## Exercise goal
The output should contain the listing word for word and no pictures.

## Data provided

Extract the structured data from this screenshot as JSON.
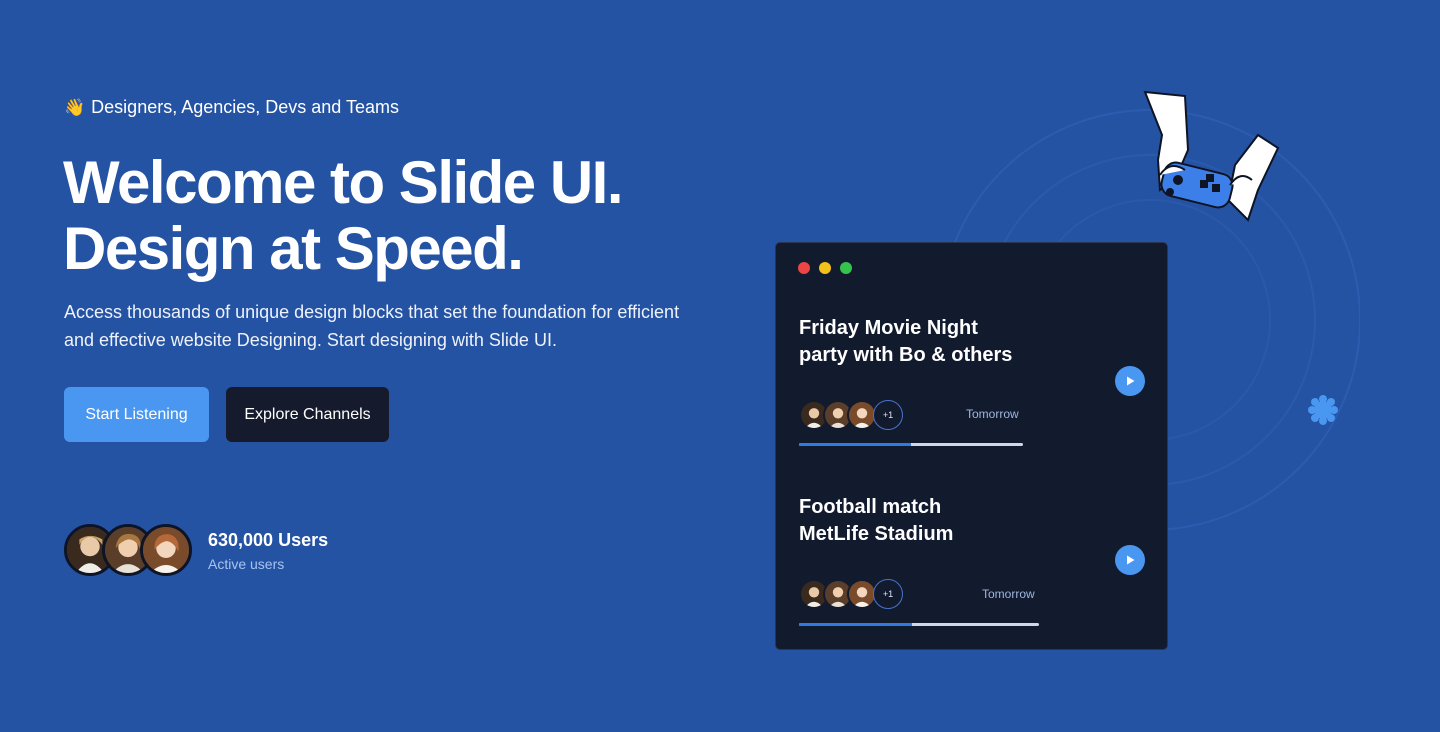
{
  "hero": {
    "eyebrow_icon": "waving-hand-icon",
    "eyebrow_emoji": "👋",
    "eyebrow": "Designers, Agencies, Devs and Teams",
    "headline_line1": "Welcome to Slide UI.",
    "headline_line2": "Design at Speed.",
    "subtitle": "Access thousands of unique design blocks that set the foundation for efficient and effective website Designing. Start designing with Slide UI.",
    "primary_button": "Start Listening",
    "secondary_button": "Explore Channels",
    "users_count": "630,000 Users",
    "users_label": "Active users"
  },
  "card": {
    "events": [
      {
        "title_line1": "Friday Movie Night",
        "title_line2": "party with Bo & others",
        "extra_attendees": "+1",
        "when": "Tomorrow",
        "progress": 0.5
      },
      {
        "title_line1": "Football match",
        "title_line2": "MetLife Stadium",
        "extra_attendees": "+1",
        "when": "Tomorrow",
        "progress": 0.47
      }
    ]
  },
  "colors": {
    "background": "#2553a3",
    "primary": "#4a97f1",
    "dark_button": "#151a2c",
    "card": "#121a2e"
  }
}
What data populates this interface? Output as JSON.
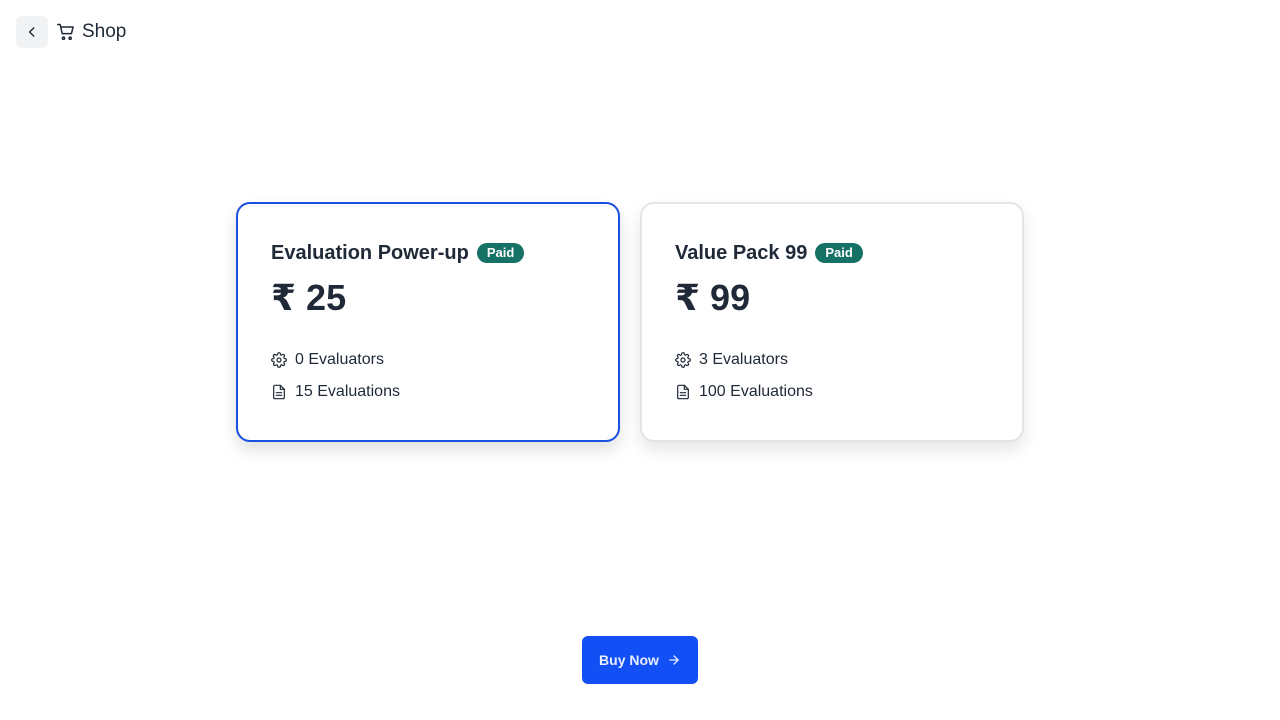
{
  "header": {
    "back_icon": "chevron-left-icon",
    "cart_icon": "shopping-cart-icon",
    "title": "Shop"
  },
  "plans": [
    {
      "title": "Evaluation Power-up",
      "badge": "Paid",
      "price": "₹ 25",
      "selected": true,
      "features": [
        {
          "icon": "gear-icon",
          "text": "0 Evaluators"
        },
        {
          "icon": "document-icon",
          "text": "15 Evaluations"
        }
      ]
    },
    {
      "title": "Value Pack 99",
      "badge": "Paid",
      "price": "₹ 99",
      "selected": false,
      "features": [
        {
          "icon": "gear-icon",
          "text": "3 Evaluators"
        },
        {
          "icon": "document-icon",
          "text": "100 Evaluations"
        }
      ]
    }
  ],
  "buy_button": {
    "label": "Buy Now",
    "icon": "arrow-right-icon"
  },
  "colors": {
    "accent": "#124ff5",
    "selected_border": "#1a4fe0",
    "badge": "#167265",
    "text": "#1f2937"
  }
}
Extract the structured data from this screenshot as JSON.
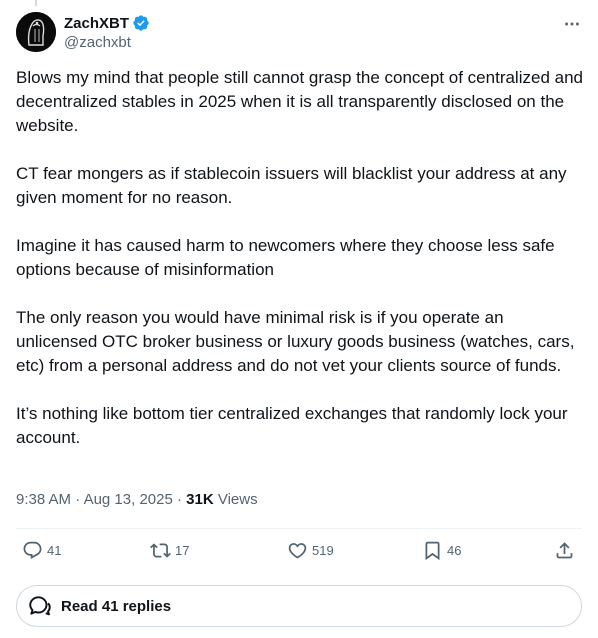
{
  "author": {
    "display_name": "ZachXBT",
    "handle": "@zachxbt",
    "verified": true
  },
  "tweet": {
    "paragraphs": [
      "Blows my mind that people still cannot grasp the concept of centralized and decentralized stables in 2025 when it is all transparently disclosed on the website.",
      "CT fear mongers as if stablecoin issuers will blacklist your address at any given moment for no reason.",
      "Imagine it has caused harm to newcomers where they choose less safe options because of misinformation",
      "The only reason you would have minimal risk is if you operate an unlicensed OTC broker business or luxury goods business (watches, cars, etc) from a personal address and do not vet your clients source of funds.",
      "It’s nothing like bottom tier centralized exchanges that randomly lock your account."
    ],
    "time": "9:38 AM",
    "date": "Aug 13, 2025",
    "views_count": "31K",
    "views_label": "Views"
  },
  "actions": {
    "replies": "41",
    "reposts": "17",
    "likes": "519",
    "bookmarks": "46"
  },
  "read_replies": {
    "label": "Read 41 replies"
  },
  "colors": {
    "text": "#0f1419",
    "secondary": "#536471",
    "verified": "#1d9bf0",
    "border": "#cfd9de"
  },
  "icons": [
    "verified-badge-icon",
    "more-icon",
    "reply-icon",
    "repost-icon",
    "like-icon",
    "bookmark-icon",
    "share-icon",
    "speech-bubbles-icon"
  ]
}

## Response to this task
Extract the structured data from this screenshot as JSON.
{
  "hero": {
    "eyebrow_icon": "waving-hand-icon",
    "eyebrow_emoji": "👋",
    "eyebrow": "Designers, Agencies, Devs and Teams",
    "headline_line1": "Welcome to Slide UI.",
    "headline_line2": "Design at Speed.",
    "subtitle": "Access thousands of unique design blocks that set the foundation for efficient and effective website Designing. Start designing with Slide UI.",
    "primary_button": "Start Listening",
    "secondary_button": "Explore Channels",
    "users_count": "630,000 Users",
    "users_label": "Active users"
  },
  "card": {
    "events": [
      {
        "title_line1": "Friday Movie Night",
        "title_line2": "party with Bo & others",
        "extra_attendees": "+1",
        "when": "Tomorrow",
        "progress": 0.5
      },
      {
        "title_line1": "Football match",
        "title_line2": "MetLife Stadium",
        "extra_attendees": "+1",
        "when": "Tomorrow",
        "progress": 0.47
      }
    ]
  },
  "colors": {
    "background": "#2553a3",
    "primary": "#4a97f1",
    "dark_button": "#151a2c",
    "card": "#121a2e"
  }
}
What data populates this interface? Output as JSON.
{
  "header": {
    "back_icon": "chevron-left-icon",
    "cart_icon": "shopping-cart-icon",
    "title": "Shop"
  },
  "plans": [
    {
      "title": "Evaluation Power-up",
      "badge": "Paid",
      "price": "₹ 25",
      "selected": true,
      "features": [
        {
          "icon": "gear-icon",
          "text": "0 Evaluators"
        },
        {
          "icon": "document-icon",
          "text": "15 Evaluations"
        }
      ]
    },
    {
      "title": "Value Pack 99",
      "badge": "Paid",
      "price": "₹ 99",
      "selected": false,
      "features": [
        {
          "icon": "gear-icon",
          "text": "3 Evaluators"
        },
        {
          "icon": "document-icon",
          "text": "100 Evaluations"
        }
      ]
    }
  ],
  "buy_button": {
    "label": "Buy Now",
    "icon": "arrow-right-icon"
  },
  "colors": {
    "accent": "#124ff5",
    "selected_border": "#1a4fe0",
    "badge": "#167265",
    "text": "#1f2937"
  }
}
Extract the structured data from this screenshot as JSON.
{
  "author": {
    "display_name": "ZachXBT",
    "handle": "@zachxbt",
    "verified": true
  },
  "tweet": {
    "paragraphs": [
      "Blows my mind that people still cannot grasp the concept of centralized and decentralized stables in 2025 when it is all transparently disclosed on the website.",
      "CT fear mongers as if stablecoin issuers will blacklist your address at any given moment for no reason.",
      "Imagine it has caused harm to newcomers where they choose less safe options because of misinformation",
      "The only reason you would have minimal risk is if you operate an unlicensed OTC broker business or luxury goods business (watches, cars, etc) from a personal address and do not vet your clients source of funds.",
      "It’s nothing like bottom tier centralized exchanges that randomly lock your account."
    ],
    "time": "9:38 AM",
    "date": "Aug 13, 2025",
    "views_count": "31K",
    "views_label": "Views"
  },
  "actions": {
    "replies": "41",
    "reposts": "17",
    "likes": "519",
    "bookmarks": "46"
  },
  "read_replies": {
    "label": "Read 41 replies"
  },
  "colors": {
    "text": "#0f1419",
    "secondary": "#536471",
    "verified": "#1d9bf0",
    "border": "#cfd9de"
  },
  "icons": [
    "verified-badge-icon",
    "more-icon",
    "reply-icon",
    "repost-icon",
    "like-icon",
    "bookmark-icon",
    "share-icon",
    "speech-bubbles-icon"
  ]
}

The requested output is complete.